EXERCISE INSTRUCTIONS:
For the data below, work out how many lines contain the word "timestamp" and supply only that number.

SOURCE MATERIAL:
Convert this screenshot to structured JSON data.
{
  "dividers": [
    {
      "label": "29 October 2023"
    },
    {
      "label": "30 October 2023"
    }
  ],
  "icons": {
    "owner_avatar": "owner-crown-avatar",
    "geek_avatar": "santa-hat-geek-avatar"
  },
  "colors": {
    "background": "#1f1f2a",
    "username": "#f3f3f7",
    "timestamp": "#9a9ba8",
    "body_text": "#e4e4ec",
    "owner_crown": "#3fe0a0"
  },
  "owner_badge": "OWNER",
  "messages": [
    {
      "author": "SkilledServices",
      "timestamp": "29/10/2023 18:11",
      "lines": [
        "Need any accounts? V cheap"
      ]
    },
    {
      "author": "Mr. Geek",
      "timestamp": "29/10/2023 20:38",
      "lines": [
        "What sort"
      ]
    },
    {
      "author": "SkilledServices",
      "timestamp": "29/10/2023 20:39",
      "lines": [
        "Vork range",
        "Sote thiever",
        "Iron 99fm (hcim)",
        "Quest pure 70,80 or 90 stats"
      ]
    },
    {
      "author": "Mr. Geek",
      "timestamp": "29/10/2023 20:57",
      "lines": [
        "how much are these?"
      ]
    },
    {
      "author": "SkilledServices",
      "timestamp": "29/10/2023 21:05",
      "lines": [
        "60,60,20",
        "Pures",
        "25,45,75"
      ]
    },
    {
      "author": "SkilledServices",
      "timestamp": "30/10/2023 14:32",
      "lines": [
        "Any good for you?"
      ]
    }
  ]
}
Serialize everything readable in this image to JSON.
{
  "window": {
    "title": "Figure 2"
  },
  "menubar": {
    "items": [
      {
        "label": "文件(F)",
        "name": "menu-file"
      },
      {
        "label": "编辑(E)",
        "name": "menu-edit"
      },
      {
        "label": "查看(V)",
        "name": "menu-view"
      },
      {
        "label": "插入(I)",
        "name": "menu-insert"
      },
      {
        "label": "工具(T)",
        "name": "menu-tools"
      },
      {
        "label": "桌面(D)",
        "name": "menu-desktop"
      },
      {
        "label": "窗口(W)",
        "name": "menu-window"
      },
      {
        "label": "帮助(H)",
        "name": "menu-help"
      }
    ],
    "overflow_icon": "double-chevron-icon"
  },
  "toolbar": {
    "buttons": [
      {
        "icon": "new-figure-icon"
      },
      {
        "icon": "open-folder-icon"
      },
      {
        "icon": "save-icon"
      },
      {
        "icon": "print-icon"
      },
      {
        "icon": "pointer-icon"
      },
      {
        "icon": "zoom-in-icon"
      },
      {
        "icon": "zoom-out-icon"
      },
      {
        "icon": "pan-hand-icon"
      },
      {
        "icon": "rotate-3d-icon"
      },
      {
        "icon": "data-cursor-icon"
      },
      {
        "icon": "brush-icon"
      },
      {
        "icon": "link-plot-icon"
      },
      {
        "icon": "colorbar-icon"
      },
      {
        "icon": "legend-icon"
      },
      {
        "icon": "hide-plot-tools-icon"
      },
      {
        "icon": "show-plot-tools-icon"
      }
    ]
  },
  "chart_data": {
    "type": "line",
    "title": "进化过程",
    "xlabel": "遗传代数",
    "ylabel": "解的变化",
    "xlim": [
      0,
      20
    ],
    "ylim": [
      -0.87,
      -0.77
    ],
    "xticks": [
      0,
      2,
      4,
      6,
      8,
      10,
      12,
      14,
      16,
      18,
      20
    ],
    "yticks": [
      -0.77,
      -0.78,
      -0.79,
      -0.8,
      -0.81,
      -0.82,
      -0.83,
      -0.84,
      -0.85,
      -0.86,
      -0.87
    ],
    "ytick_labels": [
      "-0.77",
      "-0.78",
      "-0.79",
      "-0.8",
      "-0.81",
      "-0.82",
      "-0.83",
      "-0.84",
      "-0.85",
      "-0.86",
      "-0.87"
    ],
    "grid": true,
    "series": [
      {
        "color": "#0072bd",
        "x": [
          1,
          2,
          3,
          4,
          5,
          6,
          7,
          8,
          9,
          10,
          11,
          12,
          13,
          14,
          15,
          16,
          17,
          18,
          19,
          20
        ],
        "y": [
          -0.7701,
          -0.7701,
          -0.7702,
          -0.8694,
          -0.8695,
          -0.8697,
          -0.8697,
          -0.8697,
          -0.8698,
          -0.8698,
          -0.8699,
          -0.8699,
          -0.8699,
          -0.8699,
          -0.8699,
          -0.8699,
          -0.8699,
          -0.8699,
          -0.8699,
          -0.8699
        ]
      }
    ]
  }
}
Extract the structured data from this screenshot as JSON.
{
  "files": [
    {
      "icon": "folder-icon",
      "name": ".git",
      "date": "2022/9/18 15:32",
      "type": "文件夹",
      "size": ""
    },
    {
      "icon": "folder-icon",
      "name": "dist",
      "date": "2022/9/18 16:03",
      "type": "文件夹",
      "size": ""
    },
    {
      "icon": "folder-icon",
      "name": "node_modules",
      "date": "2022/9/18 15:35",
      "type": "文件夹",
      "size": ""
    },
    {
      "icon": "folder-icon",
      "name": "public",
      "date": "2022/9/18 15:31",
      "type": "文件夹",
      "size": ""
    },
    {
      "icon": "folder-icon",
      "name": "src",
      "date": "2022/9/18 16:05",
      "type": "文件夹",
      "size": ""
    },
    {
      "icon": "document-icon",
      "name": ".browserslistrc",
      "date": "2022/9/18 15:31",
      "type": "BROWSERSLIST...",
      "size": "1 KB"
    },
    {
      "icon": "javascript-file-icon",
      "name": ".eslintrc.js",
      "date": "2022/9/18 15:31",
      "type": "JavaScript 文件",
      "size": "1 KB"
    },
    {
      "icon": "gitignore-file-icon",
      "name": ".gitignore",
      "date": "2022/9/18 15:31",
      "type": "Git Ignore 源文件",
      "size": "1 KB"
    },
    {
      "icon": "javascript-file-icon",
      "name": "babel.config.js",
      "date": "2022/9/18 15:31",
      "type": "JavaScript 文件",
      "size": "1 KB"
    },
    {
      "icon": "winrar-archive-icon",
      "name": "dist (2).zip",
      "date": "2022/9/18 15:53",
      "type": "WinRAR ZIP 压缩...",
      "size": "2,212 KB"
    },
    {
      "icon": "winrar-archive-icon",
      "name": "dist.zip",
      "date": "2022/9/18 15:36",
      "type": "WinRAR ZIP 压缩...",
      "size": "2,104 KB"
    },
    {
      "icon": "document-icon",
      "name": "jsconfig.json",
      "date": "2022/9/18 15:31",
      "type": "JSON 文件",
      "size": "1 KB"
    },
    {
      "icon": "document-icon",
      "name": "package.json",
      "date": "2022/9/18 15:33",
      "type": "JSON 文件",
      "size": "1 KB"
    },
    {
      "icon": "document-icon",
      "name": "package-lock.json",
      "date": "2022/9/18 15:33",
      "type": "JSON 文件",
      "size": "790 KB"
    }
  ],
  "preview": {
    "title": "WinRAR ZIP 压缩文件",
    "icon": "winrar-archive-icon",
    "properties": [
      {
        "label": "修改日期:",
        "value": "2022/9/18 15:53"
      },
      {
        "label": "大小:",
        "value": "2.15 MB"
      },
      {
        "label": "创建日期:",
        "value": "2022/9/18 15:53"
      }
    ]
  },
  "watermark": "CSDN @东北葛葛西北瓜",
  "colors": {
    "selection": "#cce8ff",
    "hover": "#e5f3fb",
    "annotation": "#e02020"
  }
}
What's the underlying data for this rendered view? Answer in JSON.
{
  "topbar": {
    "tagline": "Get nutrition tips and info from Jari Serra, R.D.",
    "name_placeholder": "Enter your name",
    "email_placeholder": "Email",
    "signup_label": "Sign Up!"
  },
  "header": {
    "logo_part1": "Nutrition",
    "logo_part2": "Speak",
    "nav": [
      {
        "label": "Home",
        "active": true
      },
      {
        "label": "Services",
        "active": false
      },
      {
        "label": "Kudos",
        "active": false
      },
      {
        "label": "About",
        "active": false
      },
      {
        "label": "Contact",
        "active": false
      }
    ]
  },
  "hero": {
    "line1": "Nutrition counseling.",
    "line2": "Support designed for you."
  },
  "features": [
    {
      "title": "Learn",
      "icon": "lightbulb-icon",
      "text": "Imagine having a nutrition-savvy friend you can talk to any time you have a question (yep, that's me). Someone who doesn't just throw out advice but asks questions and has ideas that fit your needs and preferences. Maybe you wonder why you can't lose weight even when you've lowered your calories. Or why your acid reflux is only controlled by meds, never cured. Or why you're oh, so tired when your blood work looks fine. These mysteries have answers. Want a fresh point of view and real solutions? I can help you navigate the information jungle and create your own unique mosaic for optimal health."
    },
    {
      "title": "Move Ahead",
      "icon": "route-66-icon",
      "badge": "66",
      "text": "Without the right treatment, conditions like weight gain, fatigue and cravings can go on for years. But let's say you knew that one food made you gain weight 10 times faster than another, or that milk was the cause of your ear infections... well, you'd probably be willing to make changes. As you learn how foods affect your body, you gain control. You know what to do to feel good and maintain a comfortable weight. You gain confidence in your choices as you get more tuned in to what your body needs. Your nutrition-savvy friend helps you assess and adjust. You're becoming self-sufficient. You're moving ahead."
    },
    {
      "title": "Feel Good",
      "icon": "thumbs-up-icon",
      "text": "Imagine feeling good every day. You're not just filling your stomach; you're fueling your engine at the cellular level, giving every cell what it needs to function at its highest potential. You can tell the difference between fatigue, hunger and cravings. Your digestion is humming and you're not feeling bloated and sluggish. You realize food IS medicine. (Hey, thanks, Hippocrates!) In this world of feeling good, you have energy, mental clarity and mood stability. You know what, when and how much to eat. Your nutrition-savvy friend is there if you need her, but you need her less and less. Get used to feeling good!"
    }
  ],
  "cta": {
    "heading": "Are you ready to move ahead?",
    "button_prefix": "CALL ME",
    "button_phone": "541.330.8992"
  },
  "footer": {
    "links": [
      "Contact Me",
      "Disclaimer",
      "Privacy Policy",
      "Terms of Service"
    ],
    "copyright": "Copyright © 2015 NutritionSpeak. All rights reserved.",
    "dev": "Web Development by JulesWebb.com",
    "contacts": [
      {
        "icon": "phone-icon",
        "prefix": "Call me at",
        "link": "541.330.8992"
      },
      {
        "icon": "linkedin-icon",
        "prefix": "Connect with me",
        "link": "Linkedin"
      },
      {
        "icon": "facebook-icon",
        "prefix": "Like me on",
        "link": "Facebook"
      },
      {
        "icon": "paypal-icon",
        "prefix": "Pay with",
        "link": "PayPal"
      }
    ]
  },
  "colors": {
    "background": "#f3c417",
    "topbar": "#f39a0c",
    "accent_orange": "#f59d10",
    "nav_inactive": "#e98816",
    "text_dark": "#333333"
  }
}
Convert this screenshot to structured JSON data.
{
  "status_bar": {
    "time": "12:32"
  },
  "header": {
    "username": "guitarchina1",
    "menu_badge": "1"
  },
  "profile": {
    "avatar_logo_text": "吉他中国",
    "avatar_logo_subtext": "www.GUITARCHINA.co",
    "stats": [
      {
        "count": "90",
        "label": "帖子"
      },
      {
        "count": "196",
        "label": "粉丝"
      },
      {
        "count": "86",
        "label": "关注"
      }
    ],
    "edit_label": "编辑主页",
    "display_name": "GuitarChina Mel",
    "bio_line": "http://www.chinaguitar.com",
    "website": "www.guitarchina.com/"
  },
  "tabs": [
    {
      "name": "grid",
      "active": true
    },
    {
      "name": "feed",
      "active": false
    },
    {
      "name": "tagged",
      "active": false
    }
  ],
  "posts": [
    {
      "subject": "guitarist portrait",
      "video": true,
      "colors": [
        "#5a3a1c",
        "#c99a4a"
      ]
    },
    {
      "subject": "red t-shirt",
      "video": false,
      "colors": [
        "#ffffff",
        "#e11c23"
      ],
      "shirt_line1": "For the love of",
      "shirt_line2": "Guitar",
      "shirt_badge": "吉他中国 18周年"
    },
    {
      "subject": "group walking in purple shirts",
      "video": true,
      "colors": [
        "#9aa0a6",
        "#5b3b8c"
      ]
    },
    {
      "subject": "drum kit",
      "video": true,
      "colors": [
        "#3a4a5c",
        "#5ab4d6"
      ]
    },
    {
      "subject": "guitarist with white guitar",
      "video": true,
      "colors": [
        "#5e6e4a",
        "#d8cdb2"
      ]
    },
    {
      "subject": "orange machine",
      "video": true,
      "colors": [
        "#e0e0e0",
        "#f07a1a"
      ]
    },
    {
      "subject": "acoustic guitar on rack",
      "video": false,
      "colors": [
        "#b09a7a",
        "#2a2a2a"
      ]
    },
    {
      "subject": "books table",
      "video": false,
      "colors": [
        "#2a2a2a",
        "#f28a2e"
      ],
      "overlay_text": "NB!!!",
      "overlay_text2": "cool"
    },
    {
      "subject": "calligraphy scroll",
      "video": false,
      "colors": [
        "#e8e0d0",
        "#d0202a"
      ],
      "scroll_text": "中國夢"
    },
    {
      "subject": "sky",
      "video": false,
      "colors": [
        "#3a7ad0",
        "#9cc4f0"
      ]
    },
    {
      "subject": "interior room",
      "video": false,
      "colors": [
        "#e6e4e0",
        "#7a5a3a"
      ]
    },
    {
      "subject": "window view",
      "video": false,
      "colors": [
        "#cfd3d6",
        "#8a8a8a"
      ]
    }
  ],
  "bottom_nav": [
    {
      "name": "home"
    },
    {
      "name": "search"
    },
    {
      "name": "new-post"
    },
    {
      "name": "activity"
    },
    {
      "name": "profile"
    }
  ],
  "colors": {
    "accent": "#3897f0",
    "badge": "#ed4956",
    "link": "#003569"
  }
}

RESPONSE FOR THIS EXERCISE:
7